Correct salt form or hydrate

If pharmacies do not account for salt forms, potency results will vary due to incorrect formulation calculations and test result reporting.

Example: Sildenafil vs. Sildenafil Citrate
If a pharmacy requests potency testing of the incorrect form of Sildenafil, the potency result will be off by at least 28% due to the molecular weight difference between these two forms of Sildenafil:

  • Sildenafil Molecular Weight - 474.58
  • Sildenafil Citrate Molecular Weight - 666.70


  • Check starting material certificate of analysis to verify the drug form
  • Check the compounding formulation sheet to make sure the calculations are based on the drug form being used
  • Always submit a formulation sheet with potency test requests

If a pharmacy does not account for the hydrate form, or water, in an API (active pharmaceutical ingredient), the potency test will give low results. Every API has some form of water.

Example: T3/T4 may have as much as 8% water. If water is not accounted for, the potency results will be sub-potent. 


  • Check water content on API before compounding. Remember that some APIs will absorb more water overtime. The more water absorbed, the lower the potency results will be.

Solubility issues

Here we are talking specifically about test sample preparation in the testing laboratory. Most compounded drug products require drug extraction and dilution procedures before testing. Sometimes multiple diluents (substances used to extract and dilute) are utilized.  

A Bupivacaine HCl topical cream may need isopropyl alcohol to break down the cream portion, and then water to dissolve the API into solution for testing. However, these diluents may not be a suitable mix for the HPLC column, mobile phase, and even wavelength used to determine the results.

ARL Bio Pharma has over 22 years of testing experience to estimate the proper API extraction procedures. However, with the large variety of formulation tested, proper extraction is evaluated during the OOS investigation as a potential cause of the OOS result.  


This refers to sample spills within the laboratory.

If liquid was spilled from a suspension sample before taking the sample for potency testing, the lab could not guarantee accurate results. Similarly, if a titration powder is spilled and the lab preps from the remainder, the chemist has not taken a representative sample.

ARL Bio Pharma contacts the client to determine how to proceed if a spill or leak has occurred.   If a sample is spilled, the laboratory documents in the notebook and requests additional sample from the client.

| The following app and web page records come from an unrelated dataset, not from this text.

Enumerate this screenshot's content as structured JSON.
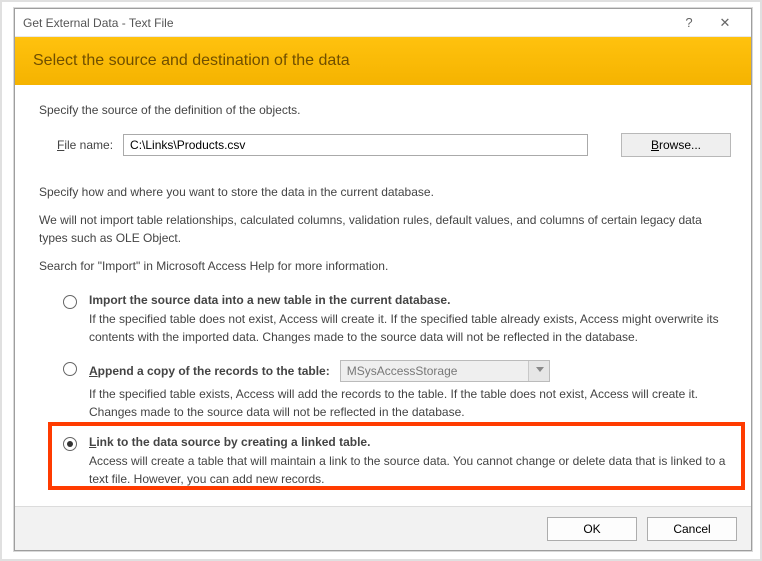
{
  "titlebar": {
    "title": "Get External Data - Text File",
    "help": "?",
    "close": "✕"
  },
  "banner": {
    "heading": "Select the source and destination of the data"
  },
  "source": {
    "label_pre": "Specify the source of the definition of the objects.",
    "file_label_pre": "F",
    "file_label_rest": "ile name:",
    "file_value": "C:\\Links\\Products.csv",
    "browse_pre": "B",
    "browse_rest": "rowse..."
  },
  "store": {
    "line1": "Specify how and where you want to store the data in the current database.",
    "line2": "We will not import table relationships, calculated columns, validation rules, default values, and columns of certain legacy data types such as OLE Object.",
    "line3": "Search for \"Import\" in Microsoft Access Help for more information."
  },
  "options": {
    "import": {
      "title": "Import the source data into a new table in the current database.",
      "desc": "If the specified table does not exist, Access will create it. If the specified table already exists, Access might overwrite its contents with the imported data. Changes made to the source data will not be reflected in the database."
    },
    "append": {
      "title_pre": "A",
      "title_rest": "ppend a copy of the records to the table:",
      "select_value": "MSysAccessStorage",
      "desc": "If the specified table exists, Access will add the records to the table. If the table does not exist, Access will create it. Changes made to the source data will not be reflected in the database."
    },
    "link": {
      "title_pre": "L",
      "title_rest": "ink to the data source by creating a linked table.",
      "desc": "Access will create a table that will maintain a link to the source data. You cannot change or delete data that is linked to a text file. However, you can add new records."
    }
  },
  "footer": {
    "ok": "OK",
    "cancel": "Cancel"
  }
}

Inaccurate volumetric transfer

This may occur if the incorrect volumetric flask is used when preparing a sample for HPLC testing.

A 200mL and a 250mL flask look very similar. Using the wrong flask can lead to inaccurate potency results.

ARL Bio Pharma looks for inaccurate volumetric transfers during the OOS investigation data review to ensure appropriate laboratory supplies are used.

Inaccurate weight

This refers to the weight of a cream/lotion/ointment/gel sample expressed as weight/volume.


Formulation sheets help identify the theoretical density of a solid sample matrix expressed as weight/volume. If the theoretical density is around one, but the chemist records a value significantly lower than the theoretical weight per 1ml, then re-tests are performed by a different chemist.

  • Chemist 1 may weigh 0.9 grams for 1mL of sample as recorded on the notebook page.
  • Chemist 2 retests the sample and weighs 0.98, two times, for 1 mL sample as recorded on the notebook page.

The information recorded on the notebook pages may indicate a problem with transferring of the material in the first test, which is usually caused by air pockets in the sample. If there are air pockets in the measured 1ml volume, then the true volume is not 1ml.

ARL Bio Pharma chemists are trained to transfer the sample without incorporating air into the sample. 

Next month, we will examine OOS Investigations Part 2 and review raw data, standards and reagents, and trends. 


Look forward to OOS Investigations Part 2 - Raw Data, Standards and Trends